**What you have to do**:
Which lines below hold the word "this"? Copy all of them.

**Supplied records**:
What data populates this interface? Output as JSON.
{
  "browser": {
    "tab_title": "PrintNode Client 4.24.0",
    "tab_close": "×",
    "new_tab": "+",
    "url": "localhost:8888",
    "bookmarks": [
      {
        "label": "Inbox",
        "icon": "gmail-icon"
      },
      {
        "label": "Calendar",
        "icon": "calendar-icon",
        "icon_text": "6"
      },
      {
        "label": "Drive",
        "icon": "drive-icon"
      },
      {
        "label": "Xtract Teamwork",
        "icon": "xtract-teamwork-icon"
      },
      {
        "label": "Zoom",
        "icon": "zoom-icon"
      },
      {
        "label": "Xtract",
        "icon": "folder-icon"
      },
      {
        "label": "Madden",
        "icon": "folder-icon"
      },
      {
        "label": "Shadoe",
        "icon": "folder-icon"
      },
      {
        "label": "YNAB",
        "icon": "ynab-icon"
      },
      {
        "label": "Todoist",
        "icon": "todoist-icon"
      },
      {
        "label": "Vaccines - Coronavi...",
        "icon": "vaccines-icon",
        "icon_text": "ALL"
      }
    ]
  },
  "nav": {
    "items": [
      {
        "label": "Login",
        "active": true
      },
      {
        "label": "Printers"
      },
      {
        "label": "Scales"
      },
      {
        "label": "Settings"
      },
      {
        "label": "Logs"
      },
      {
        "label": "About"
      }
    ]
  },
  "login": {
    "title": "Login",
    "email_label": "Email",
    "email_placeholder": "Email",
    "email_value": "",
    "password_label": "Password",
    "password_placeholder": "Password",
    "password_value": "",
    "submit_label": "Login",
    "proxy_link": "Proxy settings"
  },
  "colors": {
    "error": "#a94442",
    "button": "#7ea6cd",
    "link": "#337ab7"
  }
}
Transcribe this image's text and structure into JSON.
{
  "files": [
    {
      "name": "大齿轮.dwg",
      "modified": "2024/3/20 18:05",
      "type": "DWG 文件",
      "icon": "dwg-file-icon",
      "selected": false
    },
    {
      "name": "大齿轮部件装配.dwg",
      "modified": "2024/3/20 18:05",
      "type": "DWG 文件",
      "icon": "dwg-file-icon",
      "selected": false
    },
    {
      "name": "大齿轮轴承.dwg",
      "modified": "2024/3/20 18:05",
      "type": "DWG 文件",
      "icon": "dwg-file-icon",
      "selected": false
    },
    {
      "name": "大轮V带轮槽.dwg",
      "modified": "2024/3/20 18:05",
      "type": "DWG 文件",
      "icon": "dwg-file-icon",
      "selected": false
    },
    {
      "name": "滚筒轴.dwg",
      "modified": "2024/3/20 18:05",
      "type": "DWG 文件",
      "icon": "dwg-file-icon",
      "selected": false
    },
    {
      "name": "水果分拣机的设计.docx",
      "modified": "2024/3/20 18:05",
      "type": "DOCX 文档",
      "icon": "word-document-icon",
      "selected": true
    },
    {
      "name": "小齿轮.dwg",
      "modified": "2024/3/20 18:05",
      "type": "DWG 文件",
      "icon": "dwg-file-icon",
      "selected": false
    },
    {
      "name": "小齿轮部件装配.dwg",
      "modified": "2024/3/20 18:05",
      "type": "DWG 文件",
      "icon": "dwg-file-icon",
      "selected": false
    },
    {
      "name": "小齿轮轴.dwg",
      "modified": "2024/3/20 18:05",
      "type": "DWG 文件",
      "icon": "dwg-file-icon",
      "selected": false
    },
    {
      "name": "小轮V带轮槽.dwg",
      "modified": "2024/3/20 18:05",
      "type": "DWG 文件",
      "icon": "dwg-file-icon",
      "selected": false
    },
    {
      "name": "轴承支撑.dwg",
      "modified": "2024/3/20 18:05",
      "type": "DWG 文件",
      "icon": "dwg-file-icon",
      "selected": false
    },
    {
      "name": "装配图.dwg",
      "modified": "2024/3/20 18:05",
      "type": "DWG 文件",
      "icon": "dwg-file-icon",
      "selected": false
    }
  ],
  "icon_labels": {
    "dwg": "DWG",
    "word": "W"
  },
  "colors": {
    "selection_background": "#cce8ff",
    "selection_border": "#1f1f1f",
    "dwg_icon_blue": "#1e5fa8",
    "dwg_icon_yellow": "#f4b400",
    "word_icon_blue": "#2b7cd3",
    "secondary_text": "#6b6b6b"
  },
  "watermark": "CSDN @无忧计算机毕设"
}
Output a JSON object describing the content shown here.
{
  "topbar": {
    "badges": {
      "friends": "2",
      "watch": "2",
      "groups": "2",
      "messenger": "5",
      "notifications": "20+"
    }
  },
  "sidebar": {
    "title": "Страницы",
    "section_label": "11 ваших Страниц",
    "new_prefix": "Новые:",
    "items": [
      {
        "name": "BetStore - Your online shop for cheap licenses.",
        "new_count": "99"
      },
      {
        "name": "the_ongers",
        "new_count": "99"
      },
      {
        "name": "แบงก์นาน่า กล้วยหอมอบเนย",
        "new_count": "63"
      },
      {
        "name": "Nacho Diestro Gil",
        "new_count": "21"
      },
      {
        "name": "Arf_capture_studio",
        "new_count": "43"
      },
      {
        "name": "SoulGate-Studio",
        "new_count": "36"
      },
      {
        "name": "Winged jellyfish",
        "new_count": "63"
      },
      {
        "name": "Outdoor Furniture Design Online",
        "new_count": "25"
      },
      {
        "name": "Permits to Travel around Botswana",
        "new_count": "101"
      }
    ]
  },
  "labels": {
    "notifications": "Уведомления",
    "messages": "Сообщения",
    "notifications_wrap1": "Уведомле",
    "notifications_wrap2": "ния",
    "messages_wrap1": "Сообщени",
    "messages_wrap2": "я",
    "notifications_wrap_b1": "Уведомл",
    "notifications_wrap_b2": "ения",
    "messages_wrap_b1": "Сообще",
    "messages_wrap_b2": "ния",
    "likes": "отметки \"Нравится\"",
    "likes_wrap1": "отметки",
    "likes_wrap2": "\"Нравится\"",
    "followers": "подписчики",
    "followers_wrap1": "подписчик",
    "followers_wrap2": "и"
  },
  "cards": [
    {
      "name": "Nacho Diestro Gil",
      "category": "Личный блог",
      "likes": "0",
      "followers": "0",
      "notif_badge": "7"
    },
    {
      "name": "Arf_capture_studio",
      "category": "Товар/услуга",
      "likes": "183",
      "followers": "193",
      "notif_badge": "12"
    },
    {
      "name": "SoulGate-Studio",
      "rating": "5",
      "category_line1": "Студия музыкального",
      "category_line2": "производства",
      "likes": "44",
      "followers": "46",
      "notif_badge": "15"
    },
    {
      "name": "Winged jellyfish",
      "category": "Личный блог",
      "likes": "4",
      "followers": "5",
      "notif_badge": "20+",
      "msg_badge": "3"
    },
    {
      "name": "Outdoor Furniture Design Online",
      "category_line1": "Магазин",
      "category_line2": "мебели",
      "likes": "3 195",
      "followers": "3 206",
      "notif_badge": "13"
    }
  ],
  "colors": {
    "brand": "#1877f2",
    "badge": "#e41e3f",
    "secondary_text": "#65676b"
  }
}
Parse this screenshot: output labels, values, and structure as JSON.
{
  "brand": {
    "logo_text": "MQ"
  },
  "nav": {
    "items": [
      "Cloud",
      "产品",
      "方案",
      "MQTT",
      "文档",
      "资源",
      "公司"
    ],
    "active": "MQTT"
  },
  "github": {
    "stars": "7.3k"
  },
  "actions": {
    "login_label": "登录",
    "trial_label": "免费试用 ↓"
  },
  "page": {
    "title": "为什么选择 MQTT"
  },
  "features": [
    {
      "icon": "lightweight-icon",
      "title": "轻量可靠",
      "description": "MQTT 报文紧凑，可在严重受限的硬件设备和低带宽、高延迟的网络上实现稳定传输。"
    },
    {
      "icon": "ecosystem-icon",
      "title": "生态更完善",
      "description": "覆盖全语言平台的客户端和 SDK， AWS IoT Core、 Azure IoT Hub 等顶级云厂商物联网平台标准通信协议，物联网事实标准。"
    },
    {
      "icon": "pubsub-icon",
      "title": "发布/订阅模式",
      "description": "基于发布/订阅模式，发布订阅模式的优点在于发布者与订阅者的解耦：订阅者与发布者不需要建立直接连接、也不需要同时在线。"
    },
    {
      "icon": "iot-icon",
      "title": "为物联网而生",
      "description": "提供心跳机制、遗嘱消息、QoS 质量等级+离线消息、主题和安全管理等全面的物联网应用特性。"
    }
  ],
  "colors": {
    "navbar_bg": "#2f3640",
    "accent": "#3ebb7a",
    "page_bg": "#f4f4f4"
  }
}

**Task result**:
What data populates this interface? Output as JSON.
Transcribe this image's text and structure into JSON.
Parse this screenshot: output labels, values, and structure as JSON.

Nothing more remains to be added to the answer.